This article was originally published on Food Product Design. Last month, I came across a blog post at Prevention magazine titled “What’s Anti-Freeze Doing in Fast Food?” [edit: original link is broken- now here as of July], based on a blog post titled “6 Cosmetic Chemicals in Fast Food.” The intent is to frighten people away from fast food by pointing out some scary sounding chemicals used in food production and preservation, like propylene glycol and sodium stearoyl lactylate that happen Read more [...]

Dr. Oz’s not-so-sweet artificial sweetener recommendations

Dr. Oz writes today that artificial sweeteners are "linked to diabetes and some forms of cancers – including cancers of the colon, kidney, and esophagus." The study he links is by Gallus and colleagues (2006), who actually found that artificial sweeteners were NOT linked to any of those cancers. There was a positive association for total artificial sweetener consumption only with laryngeal cancer, but an inverse with breast and ovarian cancer. So do artificial sweeteners prevent cancer too? Read more [...]

Lazy Scholar Chrome Extension

I got tired of highlight title-> ctrl+c -> open Google Scholar -> ctrl+p -> search every time I want to check if Google Scholar has indexed the full text of a scientific abstract that interests me. So I wrote a Chrome Extension to save some clicks. You can get it at the Chrome Web Store. Note: it does a lot more than what is listed below now. To see all features, click through to the Chrome Web Store. It does this so far: Click the icon while browsing an abstract (on pubmed Read more [...]

Experimental Biology tweets #EB2013

As I've done for another conference, I collected tweets for this year's Experimental Biology conference with a Python script that I wrote and played around with them in R. I could not attend but it was great to follow along through twitter. Check out David Despain's roundup post for nutrition coverage. Here is the spreadsheet of 5,455 tweets starting on 4/18 at 4:21PM EST through 4/28 at 6:34PM EST: link. This is obviously more days than the conference, but if anyone wants to do any analysis you Read more [...]

Naturopathic distraction

This morning I saw a press release that said "Treatment by naturopathic doctors shows reduction in cardiovascular risk factors" based on a Canadian study. The skeptical bells went off in my head as I read it: this sure seems like a study designed to legitimize naturopathy by focusing on non-controversial practices. To add, 10 of 14 of the authors are from the Canadian College of Naturopathic Medicine. The full text is freely available here. As a short summary of the study, Canada Post employees Read more [...]

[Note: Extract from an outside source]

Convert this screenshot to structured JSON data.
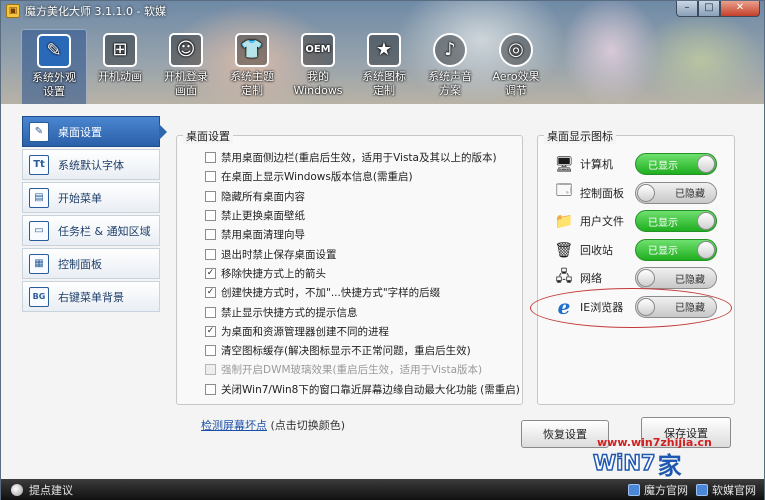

When gadgets go beyond the data: HAPIfork

A vibrating fork called the "HAPIfork" got a lot of buzz (sorry) last week with promises to help you lose weight, enhance digestion, and improve overall feeling by letting you know when you are eating too fast and thus slowing you down. I was surprised at these claims, given that I have read some of the research on eating speed and weight and found it mixed, and overall unconvincing. My post on that is here. The research spans back to the 1960s, but curiously, the company only cites research Read more [...]

2012: A year of nutrition according to twitter

In the past I've done a favorites list at the end of each year, but I've been enjoying using Python to download tweets, so I decided to try something new. I downloaded the last year's worth of tweets from people who in my opinion consistently link to good sources and combined them all to see what links were most popular. I used a number of people from the list that I maintain here. Obviously my focus was nutrition, but the people I chose represent a broad survey of food, nutrition, biotech, and other Read more [...]